● **Records shown**:
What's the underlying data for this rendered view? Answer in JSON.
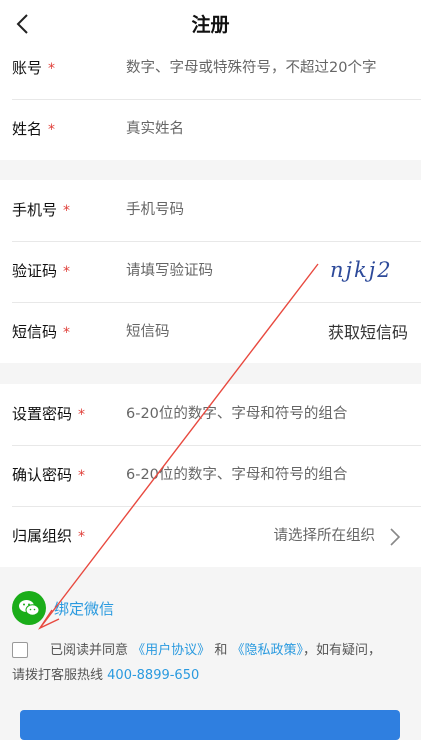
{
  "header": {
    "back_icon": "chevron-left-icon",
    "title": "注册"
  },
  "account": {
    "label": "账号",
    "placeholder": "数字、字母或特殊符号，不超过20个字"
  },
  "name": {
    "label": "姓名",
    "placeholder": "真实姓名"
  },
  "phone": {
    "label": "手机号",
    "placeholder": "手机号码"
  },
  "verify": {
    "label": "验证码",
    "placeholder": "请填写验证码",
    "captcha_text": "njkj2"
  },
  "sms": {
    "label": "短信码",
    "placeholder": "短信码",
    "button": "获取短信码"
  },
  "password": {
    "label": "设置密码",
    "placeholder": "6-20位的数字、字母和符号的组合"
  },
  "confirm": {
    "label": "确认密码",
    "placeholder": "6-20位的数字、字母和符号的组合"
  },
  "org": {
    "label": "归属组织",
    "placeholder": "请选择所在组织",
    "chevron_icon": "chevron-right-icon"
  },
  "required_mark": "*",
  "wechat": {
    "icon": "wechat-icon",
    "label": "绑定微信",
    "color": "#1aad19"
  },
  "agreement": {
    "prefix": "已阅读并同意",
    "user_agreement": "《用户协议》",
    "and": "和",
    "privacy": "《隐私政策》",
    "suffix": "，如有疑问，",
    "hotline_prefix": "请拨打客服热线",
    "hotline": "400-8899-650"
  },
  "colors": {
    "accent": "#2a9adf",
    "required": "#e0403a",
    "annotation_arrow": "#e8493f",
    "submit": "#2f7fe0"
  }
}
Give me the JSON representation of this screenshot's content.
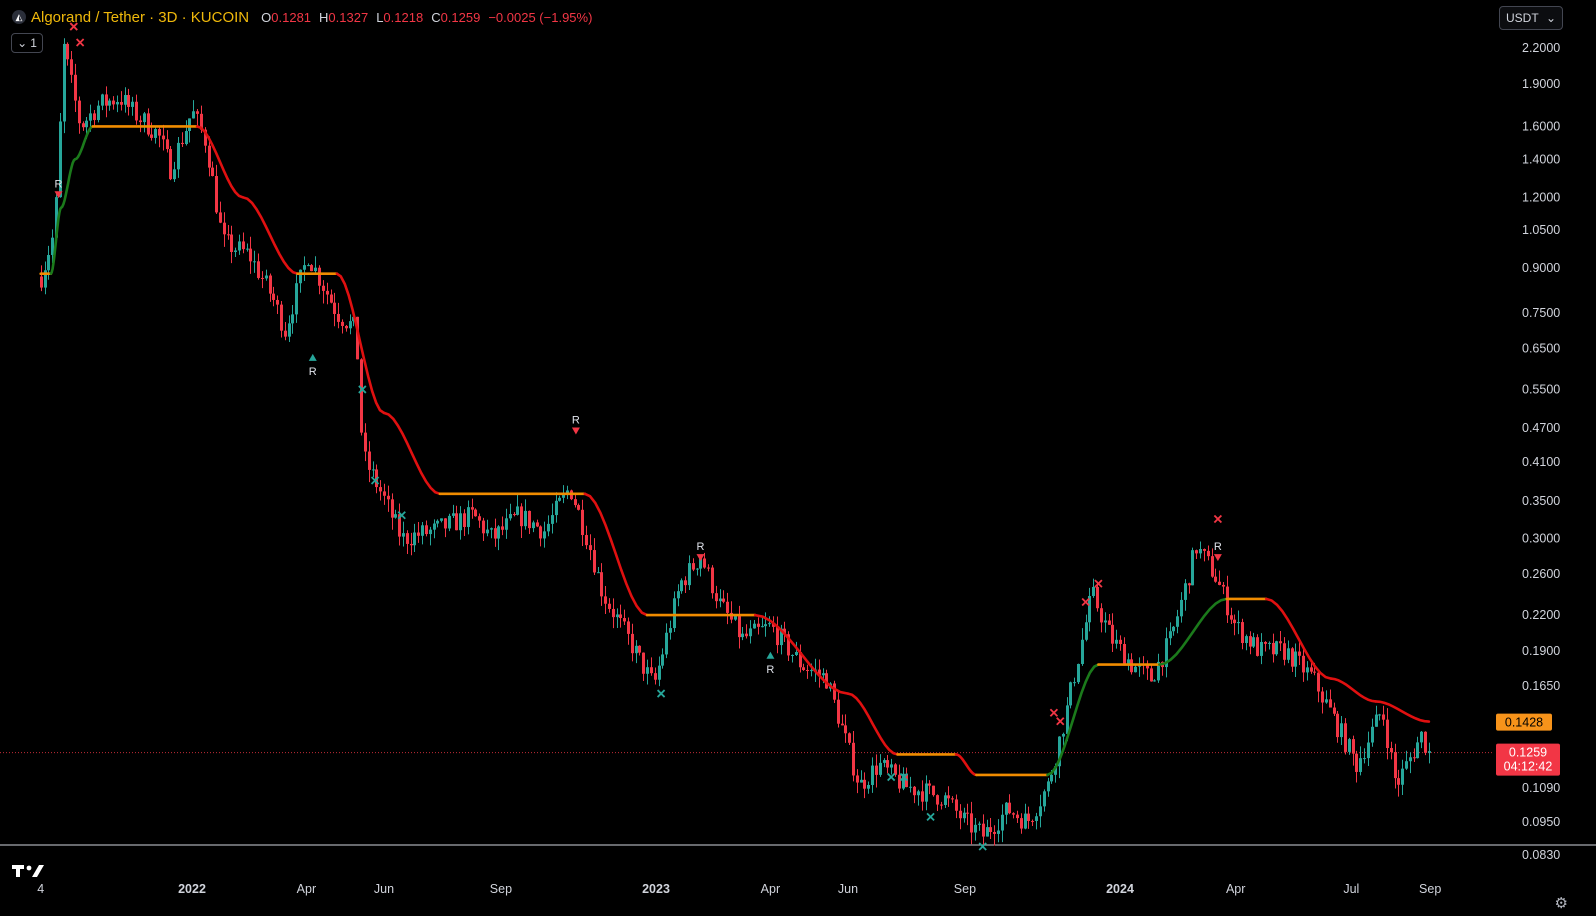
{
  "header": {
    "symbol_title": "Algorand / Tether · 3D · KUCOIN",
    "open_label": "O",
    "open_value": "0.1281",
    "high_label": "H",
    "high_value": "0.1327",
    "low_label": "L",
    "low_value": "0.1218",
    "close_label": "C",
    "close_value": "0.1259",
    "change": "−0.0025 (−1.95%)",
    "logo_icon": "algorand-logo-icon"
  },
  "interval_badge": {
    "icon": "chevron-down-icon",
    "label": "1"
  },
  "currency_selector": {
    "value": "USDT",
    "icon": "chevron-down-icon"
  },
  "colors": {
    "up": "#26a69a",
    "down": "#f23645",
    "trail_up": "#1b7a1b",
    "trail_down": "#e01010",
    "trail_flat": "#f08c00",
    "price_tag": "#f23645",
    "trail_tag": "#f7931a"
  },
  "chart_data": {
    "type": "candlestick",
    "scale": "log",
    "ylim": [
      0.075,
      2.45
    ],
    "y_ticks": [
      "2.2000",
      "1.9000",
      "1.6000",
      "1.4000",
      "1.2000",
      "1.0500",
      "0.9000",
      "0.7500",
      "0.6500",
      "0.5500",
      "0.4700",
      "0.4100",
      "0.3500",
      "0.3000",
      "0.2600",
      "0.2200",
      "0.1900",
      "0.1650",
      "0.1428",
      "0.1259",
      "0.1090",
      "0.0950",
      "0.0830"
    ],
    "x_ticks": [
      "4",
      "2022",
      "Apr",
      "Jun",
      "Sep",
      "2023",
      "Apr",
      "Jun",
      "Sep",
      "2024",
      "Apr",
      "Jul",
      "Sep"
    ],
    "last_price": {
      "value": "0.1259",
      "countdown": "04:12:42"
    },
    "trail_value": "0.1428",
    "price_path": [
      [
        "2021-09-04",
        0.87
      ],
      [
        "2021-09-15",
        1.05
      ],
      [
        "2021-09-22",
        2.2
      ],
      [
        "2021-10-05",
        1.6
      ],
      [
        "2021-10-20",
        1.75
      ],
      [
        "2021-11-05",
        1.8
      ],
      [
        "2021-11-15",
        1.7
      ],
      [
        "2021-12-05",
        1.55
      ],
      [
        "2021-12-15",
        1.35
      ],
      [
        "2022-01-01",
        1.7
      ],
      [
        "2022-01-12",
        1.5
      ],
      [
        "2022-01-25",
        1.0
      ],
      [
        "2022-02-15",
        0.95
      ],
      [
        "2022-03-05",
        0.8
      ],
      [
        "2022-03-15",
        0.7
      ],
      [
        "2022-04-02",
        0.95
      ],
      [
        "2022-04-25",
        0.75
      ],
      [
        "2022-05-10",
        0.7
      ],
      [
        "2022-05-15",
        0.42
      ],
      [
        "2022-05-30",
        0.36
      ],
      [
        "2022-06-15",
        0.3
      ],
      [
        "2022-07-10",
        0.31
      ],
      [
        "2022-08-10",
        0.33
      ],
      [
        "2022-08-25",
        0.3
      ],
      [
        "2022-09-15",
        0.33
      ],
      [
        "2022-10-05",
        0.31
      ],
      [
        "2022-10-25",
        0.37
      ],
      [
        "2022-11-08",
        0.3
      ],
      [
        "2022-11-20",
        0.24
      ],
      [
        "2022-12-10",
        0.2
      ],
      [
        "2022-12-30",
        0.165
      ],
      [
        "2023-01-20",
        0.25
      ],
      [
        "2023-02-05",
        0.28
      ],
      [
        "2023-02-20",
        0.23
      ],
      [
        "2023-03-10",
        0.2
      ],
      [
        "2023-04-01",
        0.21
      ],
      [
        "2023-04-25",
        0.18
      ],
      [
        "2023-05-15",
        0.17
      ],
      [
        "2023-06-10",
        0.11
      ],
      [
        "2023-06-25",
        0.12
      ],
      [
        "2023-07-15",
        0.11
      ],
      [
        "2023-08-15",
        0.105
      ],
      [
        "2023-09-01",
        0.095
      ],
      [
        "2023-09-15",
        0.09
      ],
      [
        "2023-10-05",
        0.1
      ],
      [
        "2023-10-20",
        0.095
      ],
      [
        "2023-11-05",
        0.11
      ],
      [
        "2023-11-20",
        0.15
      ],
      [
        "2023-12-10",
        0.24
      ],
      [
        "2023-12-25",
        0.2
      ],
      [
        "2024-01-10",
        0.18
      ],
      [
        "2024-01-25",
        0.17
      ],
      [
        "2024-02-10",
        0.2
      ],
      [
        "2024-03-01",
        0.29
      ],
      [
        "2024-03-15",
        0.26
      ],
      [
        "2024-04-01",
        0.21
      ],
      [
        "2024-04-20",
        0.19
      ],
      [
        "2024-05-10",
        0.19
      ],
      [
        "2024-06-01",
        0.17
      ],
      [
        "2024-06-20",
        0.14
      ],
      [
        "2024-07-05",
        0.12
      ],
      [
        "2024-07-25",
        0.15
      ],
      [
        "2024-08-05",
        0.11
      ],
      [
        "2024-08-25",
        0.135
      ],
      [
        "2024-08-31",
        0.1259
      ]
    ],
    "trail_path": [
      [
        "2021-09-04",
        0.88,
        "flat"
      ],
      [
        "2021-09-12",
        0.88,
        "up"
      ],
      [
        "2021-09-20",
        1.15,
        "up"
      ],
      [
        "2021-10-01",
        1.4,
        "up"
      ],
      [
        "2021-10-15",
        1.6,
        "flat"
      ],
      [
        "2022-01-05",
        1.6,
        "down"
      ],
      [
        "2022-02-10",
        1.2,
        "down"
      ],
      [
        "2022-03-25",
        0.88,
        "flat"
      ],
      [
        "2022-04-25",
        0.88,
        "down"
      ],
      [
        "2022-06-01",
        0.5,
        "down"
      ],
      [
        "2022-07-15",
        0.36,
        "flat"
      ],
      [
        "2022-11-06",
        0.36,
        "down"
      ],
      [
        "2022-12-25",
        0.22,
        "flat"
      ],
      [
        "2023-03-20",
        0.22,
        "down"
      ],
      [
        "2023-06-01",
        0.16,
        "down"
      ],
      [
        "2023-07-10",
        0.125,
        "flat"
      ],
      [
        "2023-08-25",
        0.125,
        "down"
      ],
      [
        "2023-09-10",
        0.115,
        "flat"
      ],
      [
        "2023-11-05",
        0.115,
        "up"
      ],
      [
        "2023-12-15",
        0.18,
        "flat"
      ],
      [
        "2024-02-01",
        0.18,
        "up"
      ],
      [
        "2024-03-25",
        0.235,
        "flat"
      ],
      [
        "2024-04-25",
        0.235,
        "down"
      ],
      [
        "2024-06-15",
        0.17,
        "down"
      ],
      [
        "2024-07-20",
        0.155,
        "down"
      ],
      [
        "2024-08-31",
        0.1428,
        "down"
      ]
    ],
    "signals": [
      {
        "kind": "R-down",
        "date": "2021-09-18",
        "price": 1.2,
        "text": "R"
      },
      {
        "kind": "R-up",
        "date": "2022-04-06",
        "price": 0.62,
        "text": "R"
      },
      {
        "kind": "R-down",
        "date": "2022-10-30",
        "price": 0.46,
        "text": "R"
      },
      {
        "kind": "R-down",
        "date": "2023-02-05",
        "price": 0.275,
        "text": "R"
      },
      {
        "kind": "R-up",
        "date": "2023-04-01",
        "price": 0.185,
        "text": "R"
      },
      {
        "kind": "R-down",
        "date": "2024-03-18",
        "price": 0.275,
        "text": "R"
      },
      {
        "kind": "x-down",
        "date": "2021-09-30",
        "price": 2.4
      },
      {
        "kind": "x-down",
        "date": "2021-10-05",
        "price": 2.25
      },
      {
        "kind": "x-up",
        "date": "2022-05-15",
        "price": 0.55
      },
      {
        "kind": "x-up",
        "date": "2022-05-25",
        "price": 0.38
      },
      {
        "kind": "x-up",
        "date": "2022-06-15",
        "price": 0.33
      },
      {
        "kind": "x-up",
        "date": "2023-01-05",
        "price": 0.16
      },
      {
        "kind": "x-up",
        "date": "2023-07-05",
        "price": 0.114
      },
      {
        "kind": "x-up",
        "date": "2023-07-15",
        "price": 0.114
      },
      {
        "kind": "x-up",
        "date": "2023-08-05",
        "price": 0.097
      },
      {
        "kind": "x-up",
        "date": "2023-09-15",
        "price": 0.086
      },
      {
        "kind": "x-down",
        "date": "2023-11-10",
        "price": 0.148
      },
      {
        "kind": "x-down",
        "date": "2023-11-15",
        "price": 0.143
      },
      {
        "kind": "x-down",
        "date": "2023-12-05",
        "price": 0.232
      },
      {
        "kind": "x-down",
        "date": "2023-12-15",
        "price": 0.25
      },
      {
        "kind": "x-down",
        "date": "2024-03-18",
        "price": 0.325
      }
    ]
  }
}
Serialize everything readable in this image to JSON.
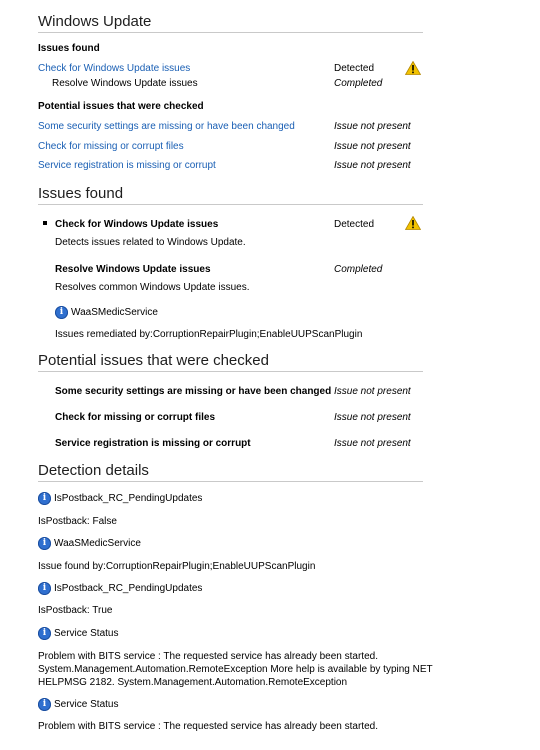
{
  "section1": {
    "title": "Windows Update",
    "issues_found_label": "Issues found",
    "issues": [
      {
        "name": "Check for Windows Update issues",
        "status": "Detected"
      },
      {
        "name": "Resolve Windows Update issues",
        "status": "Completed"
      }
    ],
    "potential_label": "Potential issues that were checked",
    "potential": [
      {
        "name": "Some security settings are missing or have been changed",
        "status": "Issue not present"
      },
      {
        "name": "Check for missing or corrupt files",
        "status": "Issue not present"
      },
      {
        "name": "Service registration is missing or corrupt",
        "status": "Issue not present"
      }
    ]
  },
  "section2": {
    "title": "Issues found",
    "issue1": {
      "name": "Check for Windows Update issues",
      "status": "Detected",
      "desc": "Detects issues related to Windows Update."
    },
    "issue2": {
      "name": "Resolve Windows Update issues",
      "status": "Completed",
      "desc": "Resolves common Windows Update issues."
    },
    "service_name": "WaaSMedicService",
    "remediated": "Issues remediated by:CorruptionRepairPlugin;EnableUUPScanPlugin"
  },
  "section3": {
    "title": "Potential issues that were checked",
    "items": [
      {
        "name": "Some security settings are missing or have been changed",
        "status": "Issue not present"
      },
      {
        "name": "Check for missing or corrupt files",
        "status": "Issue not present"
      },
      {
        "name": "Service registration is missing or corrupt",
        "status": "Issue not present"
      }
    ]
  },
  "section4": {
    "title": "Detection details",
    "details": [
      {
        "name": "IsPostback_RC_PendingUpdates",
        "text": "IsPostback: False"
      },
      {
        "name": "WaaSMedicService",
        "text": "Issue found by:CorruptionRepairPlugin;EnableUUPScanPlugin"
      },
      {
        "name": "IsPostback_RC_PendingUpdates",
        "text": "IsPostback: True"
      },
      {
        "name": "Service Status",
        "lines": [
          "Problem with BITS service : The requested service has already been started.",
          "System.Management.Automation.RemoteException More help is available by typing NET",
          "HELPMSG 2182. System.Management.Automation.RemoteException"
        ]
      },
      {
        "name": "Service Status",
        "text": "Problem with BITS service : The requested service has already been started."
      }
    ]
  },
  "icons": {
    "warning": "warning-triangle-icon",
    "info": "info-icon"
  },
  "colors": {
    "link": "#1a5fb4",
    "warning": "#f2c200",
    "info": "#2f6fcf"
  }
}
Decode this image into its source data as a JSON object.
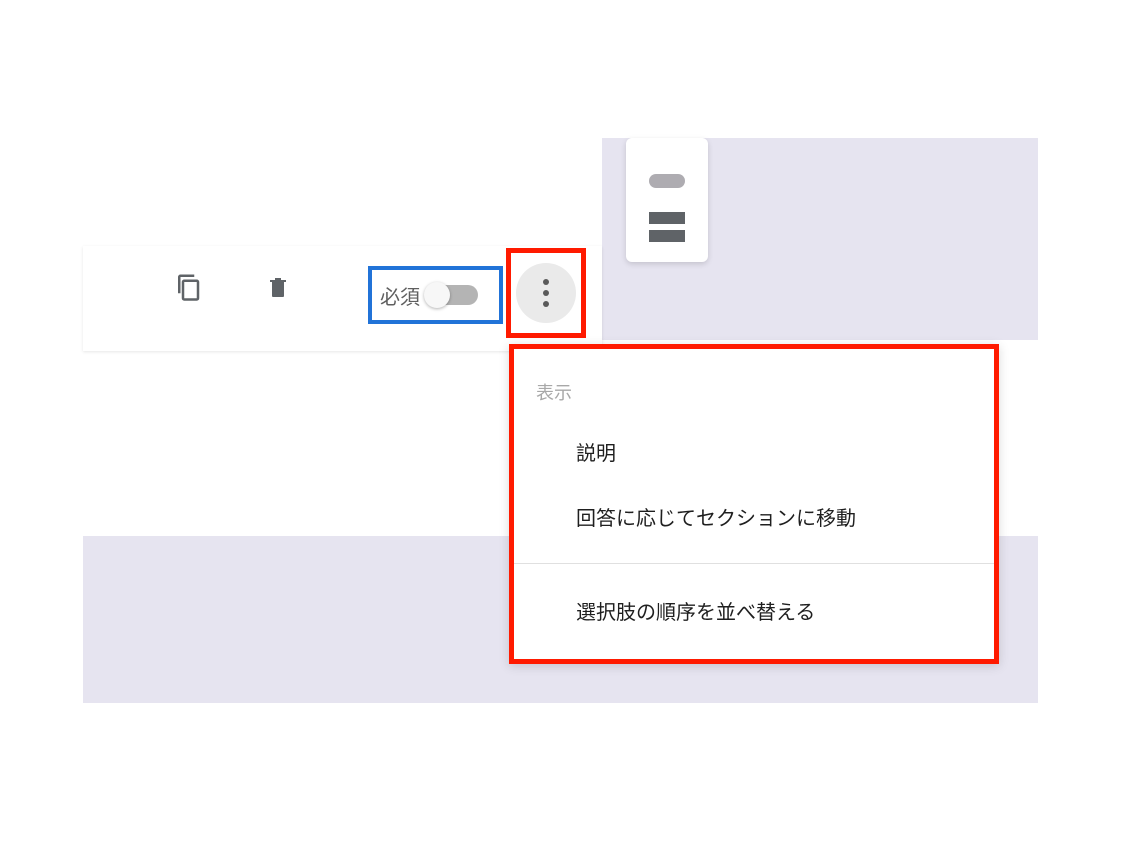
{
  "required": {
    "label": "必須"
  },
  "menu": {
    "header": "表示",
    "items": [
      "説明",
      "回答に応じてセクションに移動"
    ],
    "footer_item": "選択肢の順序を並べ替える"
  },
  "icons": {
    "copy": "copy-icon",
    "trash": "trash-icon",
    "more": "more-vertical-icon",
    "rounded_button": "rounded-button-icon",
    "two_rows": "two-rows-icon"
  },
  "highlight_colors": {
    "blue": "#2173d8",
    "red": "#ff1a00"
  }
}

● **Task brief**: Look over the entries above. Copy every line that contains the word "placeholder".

● **Exercise solution**:
    "placeholder": "数字、字母或特殊符号，不超过20个字"
    "placeholder": "真实姓名"
    "placeholder": "手机号码"
    "placeholder": "请填写验证码",
    "placeholder": "短信码",
    "placeholder": "6-20位的数字、字母和符号的组合"
    "placeholder": "6-20位的数字、字母和符号的组合"
    "placeholder": "请选择所在组织",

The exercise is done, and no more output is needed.